▶ **PROBLEM DESCRIPTION**
Whenever a line of the records below contains the word "Другое", copy that line.

--- --- ---

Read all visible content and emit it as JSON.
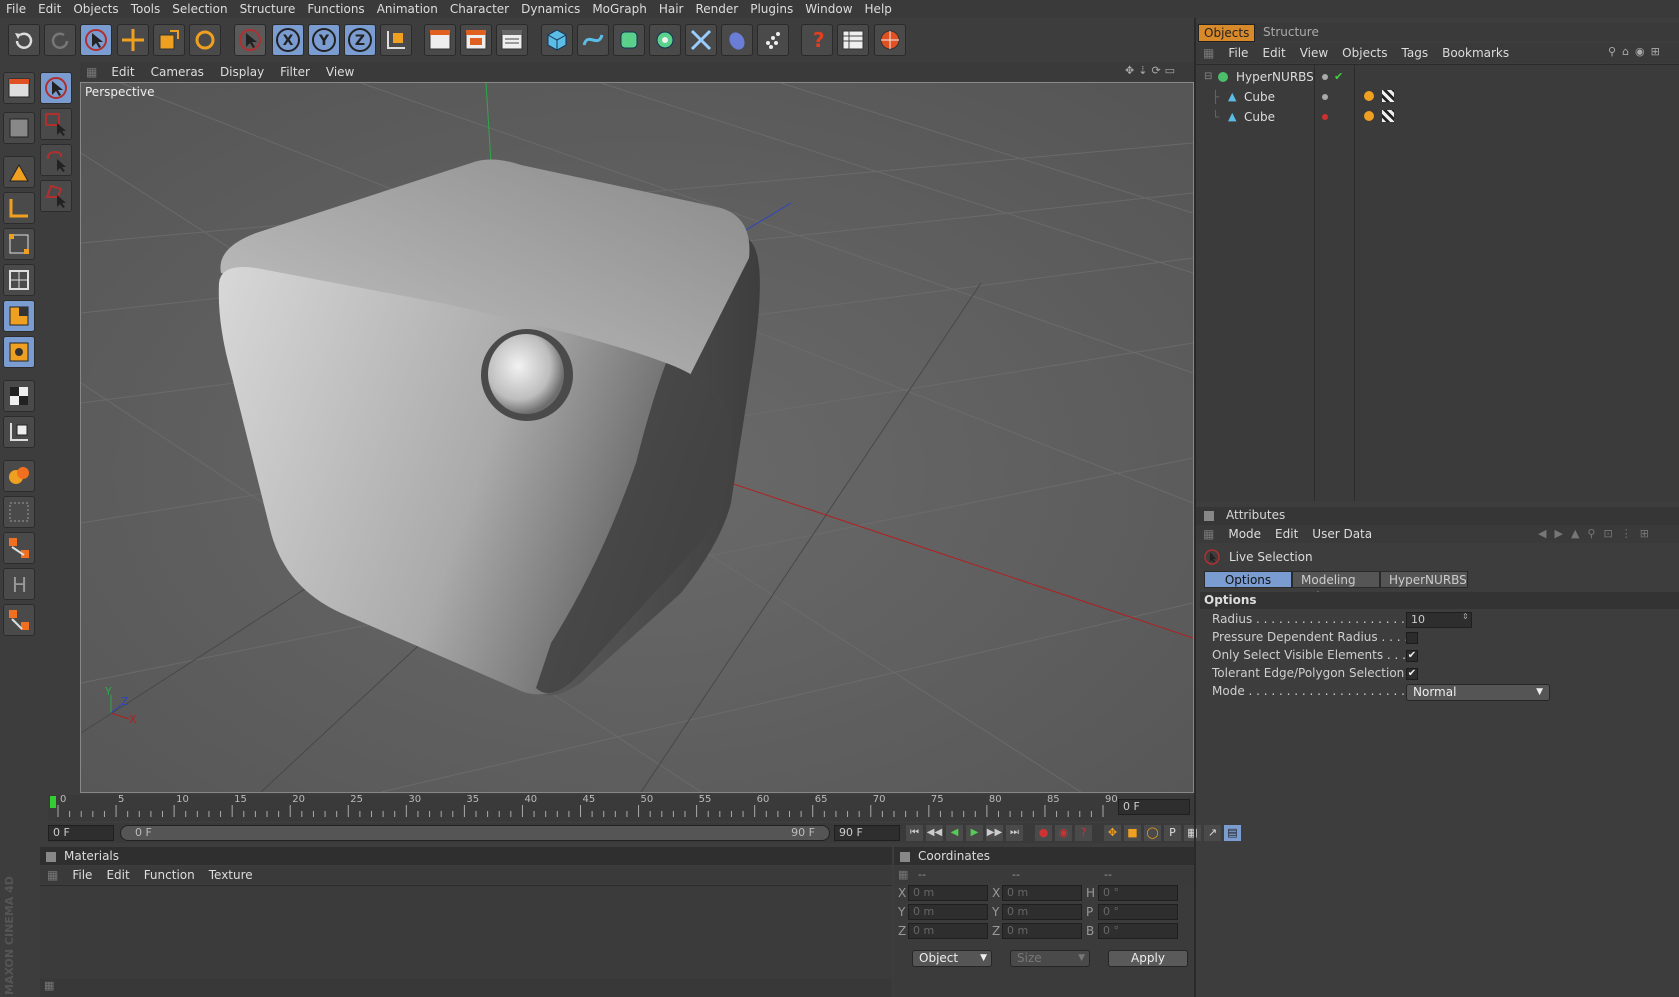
{
  "menubar": [
    "File",
    "Edit",
    "Objects",
    "Tools",
    "Selection",
    "Structure",
    "Functions",
    "Animation",
    "Character",
    "Dynamics",
    "MoGraph",
    "Hair",
    "Render",
    "Plugins",
    "Window",
    "Help"
  ],
  "toolbar": {
    "icons": [
      "undo-icon",
      "redo-icon",
      "live-selection-icon",
      "move-icon",
      "scale-icon",
      "rotate-icon",
      "last-tool-icon",
      "x-axis-icon",
      "y-axis-icon",
      "z-axis-icon",
      "coordinate-system-icon",
      "render-view-icon",
      "render-picture-viewer-icon",
      "render-settings-icon",
      "cube-primitive-icon",
      "spline-icon",
      "nurbs-icon",
      "modeling-icon",
      "deformer-icon",
      "scene-icon",
      "particles-icon",
      "help-icon",
      "timeline-icon",
      "internet-icon"
    ],
    "axis_x": "X",
    "axis_y": "Y",
    "axis_z": "Z"
  },
  "viewport": {
    "menu": [
      "Edit",
      "Cameras",
      "Display",
      "Filter",
      "View"
    ],
    "label": "Perspective",
    "axis_x": "X",
    "axis_y": "Y",
    "axis_z": "Z"
  },
  "timeline": {
    "ticks": [
      "0",
      "5",
      "10",
      "15",
      "20",
      "25",
      "30",
      "35",
      "40",
      "45",
      "50",
      "55",
      "60",
      "65",
      "70",
      "75",
      "80",
      "85",
      "90"
    ],
    "current_frame": "0 F",
    "start_field": "0 F",
    "range_start": "0 F",
    "range_end": "90 F",
    "end_field": "90 F"
  },
  "materials": {
    "title": "Materials",
    "menu": [
      "File",
      "Edit",
      "Function",
      "Texture"
    ]
  },
  "coordinates": {
    "title": "Coordinates",
    "col_headers": [
      "--",
      "--",
      "--"
    ],
    "rows": [
      {
        "a": "X",
        "av": "0 m",
        "b": "X",
        "bv": "0 m",
        "c": "H",
        "cv": "0 °"
      },
      {
        "a": "Y",
        "av": "0 m",
        "b": "Y",
        "bv": "0 m",
        "c": "P",
        "cv": "0 °"
      },
      {
        "a": "Z",
        "av": "0 m",
        "b": "Z",
        "bv": "0 m",
        "c": "B",
        "cv": "0 °"
      }
    ],
    "mode_select": "Object",
    "size_select": "Size",
    "apply_label": "Apply"
  },
  "objects_panel": {
    "tabs": [
      "Objects",
      "Structure"
    ],
    "menu": [
      "File",
      "Edit",
      "View",
      "Objects",
      "Tags",
      "Bookmarks"
    ],
    "items": [
      {
        "name": "HyperNURBS",
        "level": 0
      },
      {
        "name": "Cube",
        "level": 1
      },
      {
        "name": "Cube",
        "level": 1
      }
    ]
  },
  "attributes": {
    "title": "Attributes",
    "menu": [
      "Mode",
      "Edit",
      "User Data"
    ],
    "tool_name": "Live Selection",
    "tabs": [
      "Options",
      "Modeling Axis",
      "HyperNURBS"
    ],
    "section": "Options",
    "rows": [
      {
        "label": "Radius . . . . . . . . . . . . . . . . . . . . . .",
        "value": "10"
      },
      {
        "label": "Pressure Dependent Radius . . . .",
        "checked": false
      },
      {
        "label": "Only Select Visible Elements . . .",
        "checked": true
      },
      {
        "label": "Tolerant Edge/Polygon Selection",
        "checked": true
      },
      {
        "label": "Mode . . . . . . . . . . . . . . . . . . . . . . . .",
        "value": "Normal"
      }
    ]
  },
  "branding": "MAXON CINEMA 4D",
  "colors": {
    "accent": "#7a9cd0",
    "active_tab": "#d88a2a",
    "x_axis": "#c0392b",
    "y_axis": "#27ae60",
    "z_axis": "#2b45c0"
  }
}
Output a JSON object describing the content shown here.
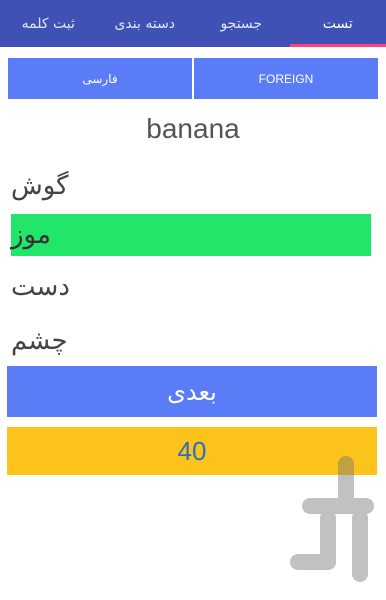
{
  "tabs": [
    {
      "label": "تست",
      "active": true
    },
    {
      "label": "جستجو",
      "active": false
    },
    {
      "label": "دسته بندی",
      "active": false
    },
    {
      "label": "ثبت کلمه",
      "active": false
    }
  ],
  "languages": {
    "foreign": "FOREIGN",
    "farsi": "فارسی"
  },
  "question_word": "banana",
  "options": [
    "گوش",
    "موز",
    "دست",
    "چشم"
  ],
  "selected_option_index": 1,
  "next_label": "بعدی",
  "score": "40",
  "colors": {
    "tabbar": "#3f51b5",
    "tab_indicator": "#ff4081",
    "button_blue": "#5b7cf7",
    "correct_green": "#22e66a",
    "score_yellow": "#fcc31a",
    "score_text": "#2c6fbd"
  },
  "watermark_icon": "bazaar-logo-icon"
}
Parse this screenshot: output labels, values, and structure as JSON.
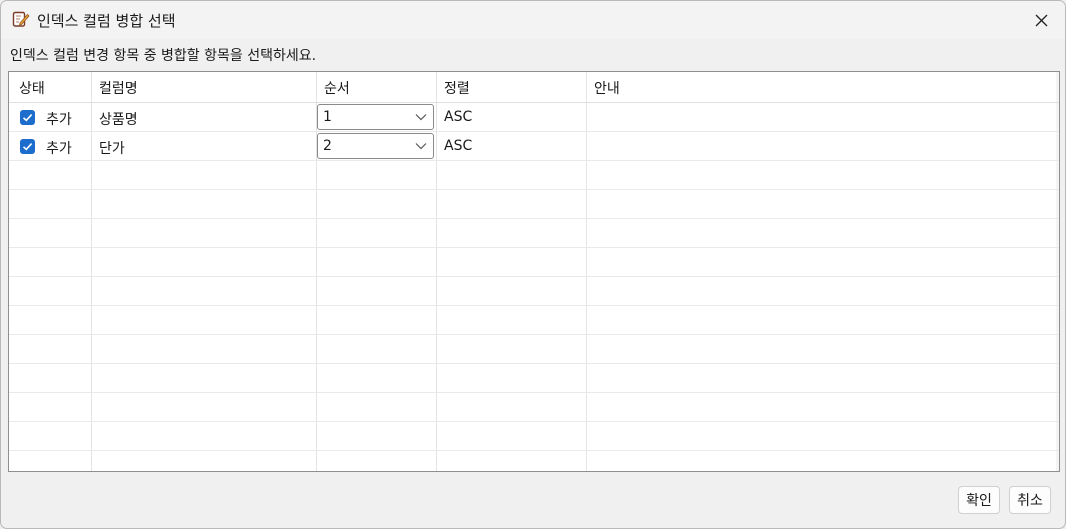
{
  "window": {
    "title": "인덱스 컬럼 병합 선택"
  },
  "instruction": "인덱스 컬럼 변경 항목 중 병합할 항목을 선택하세요.",
  "table": {
    "headers": [
      "상태",
      "컬럼명",
      "순서",
      "정렬",
      "안내"
    ],
    "rows": [
      {
        "checked": true,
        "status": "추가",
        "column": "상품명",
        "order": "1",
        "sort": "ASC",
        "note": ""
      },
      {
        "checked": true,
        "status": "추가",
        "column": "단가",
        "order": "2",
        "sort": "ASC",
        "note": ""
      }
    ]
  },
  "buttons": {
    "ok": "확인",
    "cancel": "취소"
  },
  "colors": {
    "accent": "#1d6dcc"
  },
  "icons": {
    "title": "edit-document-icon",
    "close": "close-icon",
    "dropdown": "chevron-down-icon",
    "check": "checkmark-icon"
  }
}
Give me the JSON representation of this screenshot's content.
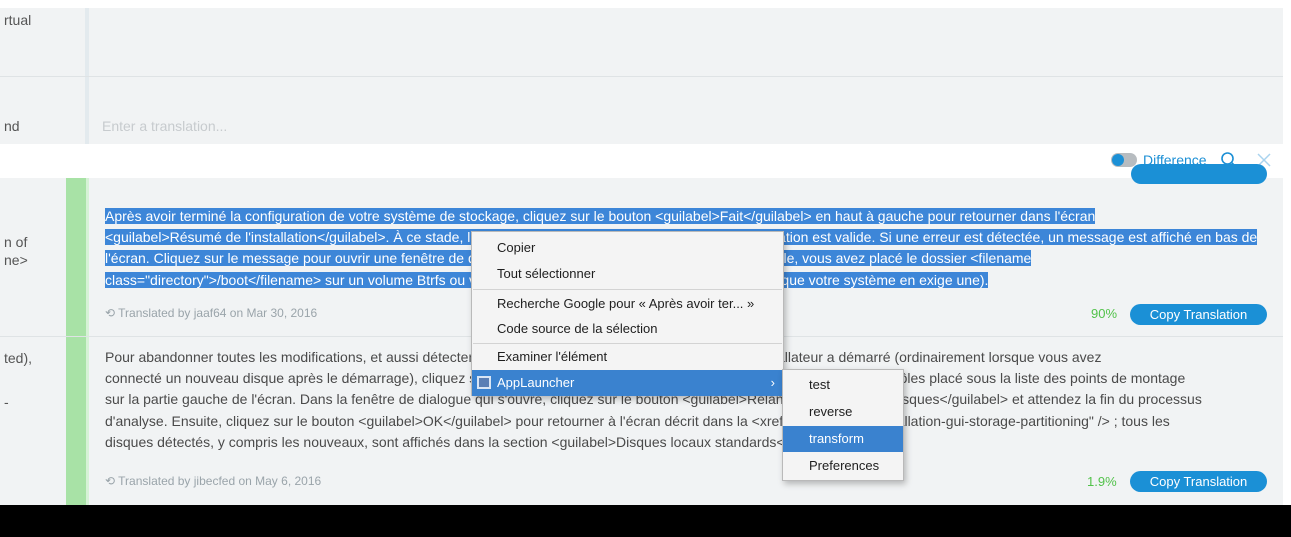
{
  "upper": {
    "frag1": "rtual",
    "frag2": "nd",
    "placeholder": "Enter a translation..."
  },
  "toolbar": {
    "difference_label": "Difference",
    "toggle_on": true
  },
  "entry1": {
    "left_frag1": "n of",
    "left_frag2": "ne>",
    "lines": [
      "Après avoir terminé la configuration de votre système de stockage, cliquez sur le bouton <guilabel>Fait</guilabel> en haut à gauche pour retourner dans l'écran",
      "<guilabel>Résumé de l'installation</guilabel>. À ce stade, le programme d'installation vérifie si votre configuration est valide. Si une erreur est détectée, un message est affiché en bas de",
      "l'écran. Cliquez sur le message pour ouvrir une fenêtre de dialogue décrivant le type d'erreur faite (par exemple, vous avez placé le dossier <filename",
      "class=\"directory\">/boot</filename> sur un volume Btrfs ou vous n'avez pas créé de partition BIOS Boot alors que votre système en exige une)."
    ],
    "meta": "Translated by jaaf64 on Mar 30, 2016",
    "percent": "90%",
    "copy_label": "Copy Translation"
  },
  "entry2": {
    "left_frag1": "ted),",
    "left_frag2": "-",
    "lines": [
      "Pour abandonner toutes les modifications, et aussi détecter les nouveaux disques non détectés lorsque l'installateur a démarré (ordinairement lorsque vous avez",
      "connecté un nouveau disque après le démarrage), cliquez sur le bouton <guilabel>Réinitialiser</guilabel> dans la barre de contrôles placé sous la liste des points de montage",
      "sur la partie gauche de l'écran. Dans la fenêtre de dialogue qui s'ouvre, cliquez sur le bouton <guilabel>Relancer l'analyse des disques</guilabel> et attendez la fin du processus",
      "d'analyse. Ensuite, cliquez sur le bouton <guilabel>OK</guilabel> pour retourner à l'écran décrit dans la <xref linkend=\"sect-installation-gui-storage-partitioning\" /> ; tous les",
      "disques détectés, y compris les nouveaux, sont affichés dans la section <guilabel>Disques locaux standards</guilabel>."
    ],
    "meta": "Translated by jibecfed on May 6, 2016",
    "percent": "1.9%",
    "copy_label": "Copy Translation"
  },
  "context_menu": {
    "items": [
      {
        "label": "Copier",
        "mnemonic": "p"
      },
      {
        "label": "Tout sélectionner",
        "mnemonic": "T"
      },
      {
        "label": "Recherche Google pour « Après avoir ter... »",
        "mnemonic": "R"
      },
      {
        "label": "Code source de la sélection",
        "mnemonic": "e"
      },
      {
        "label": "Examiner l'élément",
        "mnemonic": "x"
      },
      {
        "label": "AppLauncher",
        "mnemonic": "",
        "submenu_arrow": "›"
      }
    ]
  },
  "submenu": {
    "items": [
      "test",
      "reverse",
      "transform",
      "Preferences"
    ],
    "active": "transform"
  },
  "colors": {
    "accent": "#1b90d6",
    "selection": "#3d86d8",
    "approved_green": "#a8e2a6",
    "menu_highlight": "#3a82cf"
  }
}
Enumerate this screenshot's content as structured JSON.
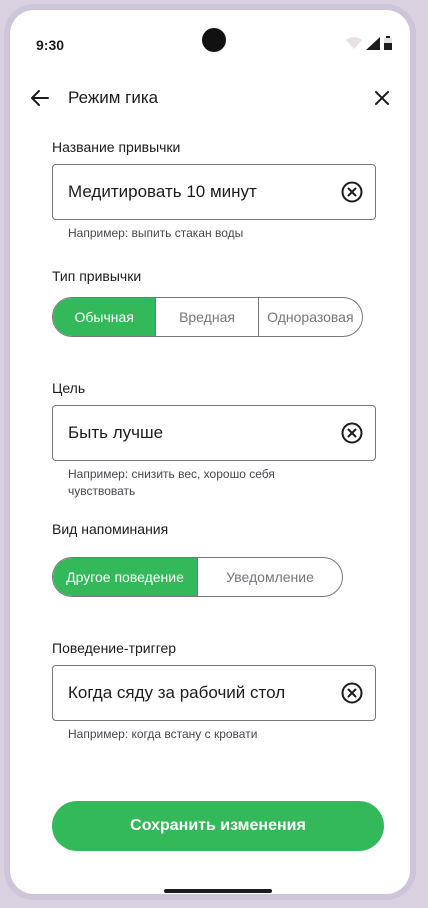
{
  "status_bar": {
    "time": "9:30"
  },
  "top_bar": {
    "title": "Режим гика"
  },
  "habit_name": {
    "label": "Название привычки",
    "value": "Медитировать 10 минут",
    "hint": "Например: выпить стакан воды"
  },
  "habit_type": {
    "label": "Тип привычки",
    "options": [
      "Обычная",
      "Вредная",
      "Одноразовая"
    ],
    "selected": "Обычная"
  },
  "goal": {
    "label": "Цель",
    "value": "Быть лучше",
    "hint": "Например: снизить вес, хорошо себя чувствовать"
  },
  "reminder_type": {
    "label": "Вид напоминания",
    "options": [
      "Другое поведение",
      "Уведомление"
    ],
    "selected": "Другое поведение"
  },
  "trigger": {
    "label": "Поведение-триггер",
    "value": "Когда сяду за рабочий стол",
    "hint": "Например: когда встану с кровати"
  },
  "save_button": {
    "label": "Сохранить изменения"
  },
  "colors": {
    "accent": "#34b95a",
    "outline": "#79747e",
    "text": "#1c1b1f"
  }
}
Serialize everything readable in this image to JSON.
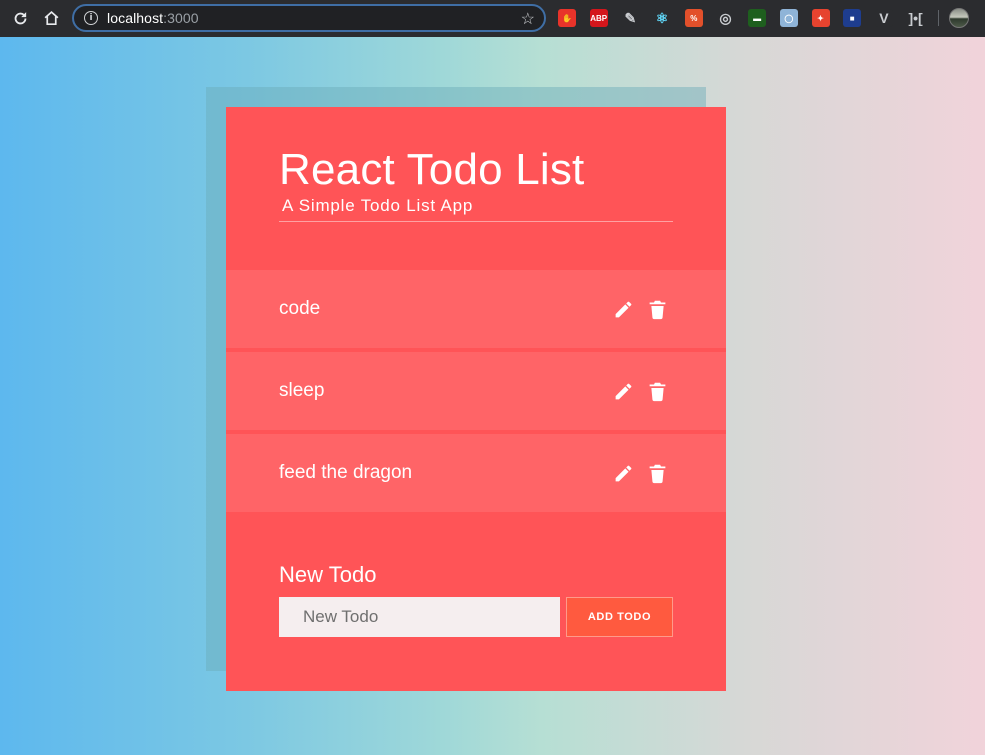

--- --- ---

▶ **TASK RESULT**
      "Другое поведение",
    "selected": "Другое поведение"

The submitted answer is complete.